The move comes amid a deal to transfer ownership of the company to its lenders, reorganize, and work out a plan to pay off the company’s creditors and chart a new business strategy:
Holders of the gunmaker’s $550 million term loan will take an 82.5 percent equity stake in Remington while third-lien noteholders get 17.5 percent of the company and four-year warrants for a 15 percent stake, according to Remington. Creditors will also provide a $100 million debtor-in-possession loan to finance operations throughout bankruptcy […]
Remington’s fortunes took a hit along with other gunmakers after the election of Donald Trump, a self-proclaimed “true friend” of the gun industry. Hillary Clinton’s defeat meant customers became less worried about losing access to weapons. Sales plummeted, and retailers stopped re-ordering as they found themselves stuffed with unsold inventory they’d built up in anticipation of a Clinton presidency.
The company’s reputation also has hurt efforts to line up new investors. Remington came under unwanted scrutiny and litigation after the massacre of 20 children and six adults at the Sandy Hook Elementary School in Newtown, Connecticut, in which the gunman carried a small arsenal that included a Remington Bushmaster assault rifle.
Remington has been in business for over 200 years, dating back to 1816 when Eliphalet Remington II forged a rifle barrel and worked with a local gunsmith to create a flintlock rifle. It received its first contract in 1845, manufacturing 5,000 “Mississippi” rifles for the U.S. military. Today, the company employs 3,500 people and is among the largest American manufacturers of ammunition and firearms.
Advertisement – story continues below
It has long been an irony of the gun business that while leaders in power who respect the Second Amendment are obviously better for liberty and safety, fear of impending gun control tends to be a bigger boon to actual sales of firearms and ammunition (of course, retailers making hasty inventory decisions in anticipation of elections’ future results is another matter).
The report’s claim about Sandy Hook, however, strikes me as far more dubious. Of course liberals are going to take every opportunity they can to demonize gun manufacturers for what an owner does with the product, and we’ve certainly seen no shortage of media outlets happy to broadcast that fear-mongering far and wide, wouldn’t the type of investors gullible enough to fall from such fear-mongering have already decided long ago not to invest in the gun industry, leaving only investor who know better to compete for? In other words, it seems to me this is a variable that would already be priced into business considerations by now, for better or for worse.

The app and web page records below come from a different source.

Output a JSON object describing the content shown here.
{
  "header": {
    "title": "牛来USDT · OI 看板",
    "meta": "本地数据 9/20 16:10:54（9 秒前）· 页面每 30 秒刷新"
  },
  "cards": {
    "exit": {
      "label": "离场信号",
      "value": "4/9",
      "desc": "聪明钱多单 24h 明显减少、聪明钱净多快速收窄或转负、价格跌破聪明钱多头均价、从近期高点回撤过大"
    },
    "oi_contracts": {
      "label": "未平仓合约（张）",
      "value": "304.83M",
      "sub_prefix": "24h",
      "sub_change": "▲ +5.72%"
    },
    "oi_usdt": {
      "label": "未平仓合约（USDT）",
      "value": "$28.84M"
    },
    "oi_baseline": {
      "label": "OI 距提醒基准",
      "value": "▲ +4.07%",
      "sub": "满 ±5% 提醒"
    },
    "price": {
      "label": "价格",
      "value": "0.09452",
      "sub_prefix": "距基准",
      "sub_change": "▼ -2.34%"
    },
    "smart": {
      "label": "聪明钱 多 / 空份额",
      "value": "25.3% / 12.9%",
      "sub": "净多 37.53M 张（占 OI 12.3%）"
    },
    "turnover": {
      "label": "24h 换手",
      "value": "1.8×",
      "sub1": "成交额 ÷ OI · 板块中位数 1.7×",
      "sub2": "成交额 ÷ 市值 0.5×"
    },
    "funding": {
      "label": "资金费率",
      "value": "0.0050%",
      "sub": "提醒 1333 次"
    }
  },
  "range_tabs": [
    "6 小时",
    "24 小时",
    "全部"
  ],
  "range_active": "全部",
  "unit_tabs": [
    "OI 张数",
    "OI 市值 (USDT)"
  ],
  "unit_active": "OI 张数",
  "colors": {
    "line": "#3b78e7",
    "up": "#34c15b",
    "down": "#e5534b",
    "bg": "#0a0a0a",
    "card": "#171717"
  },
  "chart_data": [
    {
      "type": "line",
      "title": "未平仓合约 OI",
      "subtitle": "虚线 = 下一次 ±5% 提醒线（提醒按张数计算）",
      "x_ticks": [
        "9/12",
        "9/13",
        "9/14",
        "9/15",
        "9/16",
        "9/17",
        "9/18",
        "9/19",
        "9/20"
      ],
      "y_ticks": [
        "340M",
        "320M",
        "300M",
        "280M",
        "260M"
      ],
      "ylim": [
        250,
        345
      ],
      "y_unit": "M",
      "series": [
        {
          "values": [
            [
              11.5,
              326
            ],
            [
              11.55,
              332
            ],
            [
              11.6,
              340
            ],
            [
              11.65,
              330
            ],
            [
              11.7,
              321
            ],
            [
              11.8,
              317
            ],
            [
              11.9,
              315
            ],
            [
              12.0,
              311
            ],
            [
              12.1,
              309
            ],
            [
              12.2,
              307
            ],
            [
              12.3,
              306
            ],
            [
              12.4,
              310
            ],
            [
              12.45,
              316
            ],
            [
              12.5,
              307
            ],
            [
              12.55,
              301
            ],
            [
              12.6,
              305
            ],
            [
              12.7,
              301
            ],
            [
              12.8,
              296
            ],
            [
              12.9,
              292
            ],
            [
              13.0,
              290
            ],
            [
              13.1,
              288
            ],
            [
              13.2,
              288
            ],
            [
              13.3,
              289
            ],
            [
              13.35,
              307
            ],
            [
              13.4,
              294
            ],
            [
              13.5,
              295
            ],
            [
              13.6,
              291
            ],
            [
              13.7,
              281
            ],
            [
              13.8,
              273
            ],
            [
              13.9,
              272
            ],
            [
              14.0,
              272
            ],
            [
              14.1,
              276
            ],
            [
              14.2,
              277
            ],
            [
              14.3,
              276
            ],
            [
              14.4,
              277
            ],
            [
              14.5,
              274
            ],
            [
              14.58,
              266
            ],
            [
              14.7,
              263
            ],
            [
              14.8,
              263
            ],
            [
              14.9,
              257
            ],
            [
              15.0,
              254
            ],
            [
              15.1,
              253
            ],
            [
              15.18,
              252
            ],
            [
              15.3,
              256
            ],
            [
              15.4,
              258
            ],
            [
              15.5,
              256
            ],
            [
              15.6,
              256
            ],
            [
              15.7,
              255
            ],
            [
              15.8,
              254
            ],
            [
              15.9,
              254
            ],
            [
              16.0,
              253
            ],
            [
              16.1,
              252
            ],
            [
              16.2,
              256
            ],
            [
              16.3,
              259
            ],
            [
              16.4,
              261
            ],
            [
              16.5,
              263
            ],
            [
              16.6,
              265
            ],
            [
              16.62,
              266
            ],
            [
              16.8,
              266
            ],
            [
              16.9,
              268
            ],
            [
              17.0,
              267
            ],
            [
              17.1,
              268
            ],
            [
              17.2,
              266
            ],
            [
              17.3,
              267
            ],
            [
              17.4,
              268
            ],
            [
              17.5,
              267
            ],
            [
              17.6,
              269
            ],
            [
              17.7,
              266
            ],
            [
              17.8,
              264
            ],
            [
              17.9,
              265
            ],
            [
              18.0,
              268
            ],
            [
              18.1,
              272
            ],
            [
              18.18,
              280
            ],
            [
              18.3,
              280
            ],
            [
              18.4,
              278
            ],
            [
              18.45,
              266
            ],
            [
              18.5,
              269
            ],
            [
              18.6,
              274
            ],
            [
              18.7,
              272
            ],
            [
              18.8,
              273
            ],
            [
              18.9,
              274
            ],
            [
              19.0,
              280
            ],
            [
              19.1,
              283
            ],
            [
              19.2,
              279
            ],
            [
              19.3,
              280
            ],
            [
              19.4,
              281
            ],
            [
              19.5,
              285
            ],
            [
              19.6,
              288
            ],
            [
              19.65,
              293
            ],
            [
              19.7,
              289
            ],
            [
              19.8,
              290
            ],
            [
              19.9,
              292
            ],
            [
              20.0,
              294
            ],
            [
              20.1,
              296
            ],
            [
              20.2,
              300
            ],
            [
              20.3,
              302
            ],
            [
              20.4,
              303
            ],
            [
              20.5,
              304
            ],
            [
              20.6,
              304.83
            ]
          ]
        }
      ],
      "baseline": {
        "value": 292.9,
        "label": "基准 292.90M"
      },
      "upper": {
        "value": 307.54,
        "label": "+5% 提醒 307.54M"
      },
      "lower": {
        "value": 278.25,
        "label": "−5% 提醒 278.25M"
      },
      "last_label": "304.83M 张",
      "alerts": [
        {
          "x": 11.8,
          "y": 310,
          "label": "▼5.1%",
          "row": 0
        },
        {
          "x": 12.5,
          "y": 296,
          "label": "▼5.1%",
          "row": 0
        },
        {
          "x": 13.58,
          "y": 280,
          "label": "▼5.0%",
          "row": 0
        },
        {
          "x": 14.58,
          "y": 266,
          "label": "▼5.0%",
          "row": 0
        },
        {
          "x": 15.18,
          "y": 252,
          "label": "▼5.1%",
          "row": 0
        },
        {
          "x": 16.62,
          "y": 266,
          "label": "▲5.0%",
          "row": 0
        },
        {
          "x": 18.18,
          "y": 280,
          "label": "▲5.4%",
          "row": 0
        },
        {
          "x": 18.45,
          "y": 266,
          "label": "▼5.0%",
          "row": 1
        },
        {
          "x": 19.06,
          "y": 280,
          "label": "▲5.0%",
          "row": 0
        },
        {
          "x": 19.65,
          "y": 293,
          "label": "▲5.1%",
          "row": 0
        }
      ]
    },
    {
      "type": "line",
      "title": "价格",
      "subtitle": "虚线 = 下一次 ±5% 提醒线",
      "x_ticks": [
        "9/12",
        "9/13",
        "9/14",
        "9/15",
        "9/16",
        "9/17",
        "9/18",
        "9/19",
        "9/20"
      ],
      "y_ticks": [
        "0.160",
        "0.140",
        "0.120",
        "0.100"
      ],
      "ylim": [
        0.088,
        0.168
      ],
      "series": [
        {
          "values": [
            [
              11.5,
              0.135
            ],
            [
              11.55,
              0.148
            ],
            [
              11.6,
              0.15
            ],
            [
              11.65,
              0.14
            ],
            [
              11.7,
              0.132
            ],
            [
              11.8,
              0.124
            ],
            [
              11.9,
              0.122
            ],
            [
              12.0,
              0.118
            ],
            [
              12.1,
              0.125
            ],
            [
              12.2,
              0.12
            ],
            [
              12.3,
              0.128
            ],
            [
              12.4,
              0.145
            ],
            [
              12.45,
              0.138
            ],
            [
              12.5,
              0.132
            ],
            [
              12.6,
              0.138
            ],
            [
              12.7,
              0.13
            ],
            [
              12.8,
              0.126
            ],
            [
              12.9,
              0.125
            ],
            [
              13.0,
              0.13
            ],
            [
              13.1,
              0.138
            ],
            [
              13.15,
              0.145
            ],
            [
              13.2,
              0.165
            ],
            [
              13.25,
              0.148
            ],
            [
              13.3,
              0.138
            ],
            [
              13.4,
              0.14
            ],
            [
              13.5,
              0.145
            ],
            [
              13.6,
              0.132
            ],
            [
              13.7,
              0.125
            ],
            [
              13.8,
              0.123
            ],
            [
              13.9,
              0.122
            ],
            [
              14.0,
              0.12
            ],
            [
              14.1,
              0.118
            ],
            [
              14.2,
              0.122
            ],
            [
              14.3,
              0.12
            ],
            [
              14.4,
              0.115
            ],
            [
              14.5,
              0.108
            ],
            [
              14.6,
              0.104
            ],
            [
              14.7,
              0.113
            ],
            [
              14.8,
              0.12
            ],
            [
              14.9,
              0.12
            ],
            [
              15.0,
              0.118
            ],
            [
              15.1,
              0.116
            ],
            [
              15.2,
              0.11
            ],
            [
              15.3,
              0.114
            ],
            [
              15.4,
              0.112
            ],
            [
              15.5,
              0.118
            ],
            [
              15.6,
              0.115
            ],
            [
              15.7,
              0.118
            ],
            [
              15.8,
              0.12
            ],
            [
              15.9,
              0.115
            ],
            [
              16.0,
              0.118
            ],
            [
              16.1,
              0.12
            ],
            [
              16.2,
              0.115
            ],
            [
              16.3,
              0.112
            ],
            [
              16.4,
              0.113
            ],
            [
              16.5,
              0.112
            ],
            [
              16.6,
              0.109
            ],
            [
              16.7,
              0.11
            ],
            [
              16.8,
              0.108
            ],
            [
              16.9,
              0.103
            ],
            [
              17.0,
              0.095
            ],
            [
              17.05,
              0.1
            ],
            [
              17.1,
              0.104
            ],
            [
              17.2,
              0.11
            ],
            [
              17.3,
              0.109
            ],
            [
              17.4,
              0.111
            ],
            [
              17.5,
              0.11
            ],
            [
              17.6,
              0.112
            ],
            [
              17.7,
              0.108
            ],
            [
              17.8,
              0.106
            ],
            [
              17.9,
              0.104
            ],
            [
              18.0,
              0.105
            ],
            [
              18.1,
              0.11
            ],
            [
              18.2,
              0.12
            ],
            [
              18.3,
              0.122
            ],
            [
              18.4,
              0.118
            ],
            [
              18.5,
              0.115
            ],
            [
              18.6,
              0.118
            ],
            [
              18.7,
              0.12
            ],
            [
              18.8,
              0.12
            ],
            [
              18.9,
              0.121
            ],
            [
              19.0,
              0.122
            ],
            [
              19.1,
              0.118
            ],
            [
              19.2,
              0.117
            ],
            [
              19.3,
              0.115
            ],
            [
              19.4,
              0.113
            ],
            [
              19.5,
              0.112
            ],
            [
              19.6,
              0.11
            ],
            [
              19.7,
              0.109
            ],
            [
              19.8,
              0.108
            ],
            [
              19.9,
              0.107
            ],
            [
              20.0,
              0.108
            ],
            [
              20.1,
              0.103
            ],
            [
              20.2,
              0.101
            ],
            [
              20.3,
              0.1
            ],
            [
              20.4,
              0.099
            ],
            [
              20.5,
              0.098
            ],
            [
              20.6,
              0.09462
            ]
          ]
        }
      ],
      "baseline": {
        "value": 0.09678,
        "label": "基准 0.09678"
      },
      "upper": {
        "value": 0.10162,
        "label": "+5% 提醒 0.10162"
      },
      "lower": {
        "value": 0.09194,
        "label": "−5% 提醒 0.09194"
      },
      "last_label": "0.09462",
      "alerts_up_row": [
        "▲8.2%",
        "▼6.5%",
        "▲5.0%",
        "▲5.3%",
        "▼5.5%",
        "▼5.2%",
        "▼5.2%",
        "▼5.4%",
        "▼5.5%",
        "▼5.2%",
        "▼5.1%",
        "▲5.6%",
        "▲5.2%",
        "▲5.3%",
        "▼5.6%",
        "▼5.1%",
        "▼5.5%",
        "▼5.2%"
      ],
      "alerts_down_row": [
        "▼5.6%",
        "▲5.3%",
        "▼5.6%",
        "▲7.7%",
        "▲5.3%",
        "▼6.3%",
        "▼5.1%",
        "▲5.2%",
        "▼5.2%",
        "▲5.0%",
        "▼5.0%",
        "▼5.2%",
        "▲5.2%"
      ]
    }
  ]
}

In any event, what do you think about all of this? Share your thoughts in the comments below.
What do you think? Scroll down to comment below.